Saved data entries:
----

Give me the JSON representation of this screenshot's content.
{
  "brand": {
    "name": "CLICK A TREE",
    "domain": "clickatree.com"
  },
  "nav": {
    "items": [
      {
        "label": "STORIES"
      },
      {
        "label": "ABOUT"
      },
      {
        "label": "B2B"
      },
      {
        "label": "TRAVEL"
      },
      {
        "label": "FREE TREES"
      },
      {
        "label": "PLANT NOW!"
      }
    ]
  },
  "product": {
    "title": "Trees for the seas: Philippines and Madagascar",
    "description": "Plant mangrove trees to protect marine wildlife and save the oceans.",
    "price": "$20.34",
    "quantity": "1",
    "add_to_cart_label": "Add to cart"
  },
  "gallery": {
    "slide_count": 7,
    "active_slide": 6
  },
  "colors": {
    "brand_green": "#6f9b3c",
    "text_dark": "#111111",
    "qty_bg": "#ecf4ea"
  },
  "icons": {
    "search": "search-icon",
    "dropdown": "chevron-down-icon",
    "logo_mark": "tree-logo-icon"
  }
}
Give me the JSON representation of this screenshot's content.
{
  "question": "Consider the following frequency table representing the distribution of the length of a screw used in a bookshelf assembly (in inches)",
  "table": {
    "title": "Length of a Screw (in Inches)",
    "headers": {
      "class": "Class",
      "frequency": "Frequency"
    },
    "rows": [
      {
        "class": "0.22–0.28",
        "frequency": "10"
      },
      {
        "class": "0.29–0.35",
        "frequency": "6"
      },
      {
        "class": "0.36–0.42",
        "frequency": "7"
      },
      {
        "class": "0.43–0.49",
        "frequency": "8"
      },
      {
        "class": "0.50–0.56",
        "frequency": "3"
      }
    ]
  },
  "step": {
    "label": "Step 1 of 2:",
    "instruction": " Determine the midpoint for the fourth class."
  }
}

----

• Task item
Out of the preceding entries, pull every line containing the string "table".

• Exercise answer
  "question": "Consider the following frequency table representing the distribution of the length of a screw used in a bookshelf assembly (in inches)",
  "table": {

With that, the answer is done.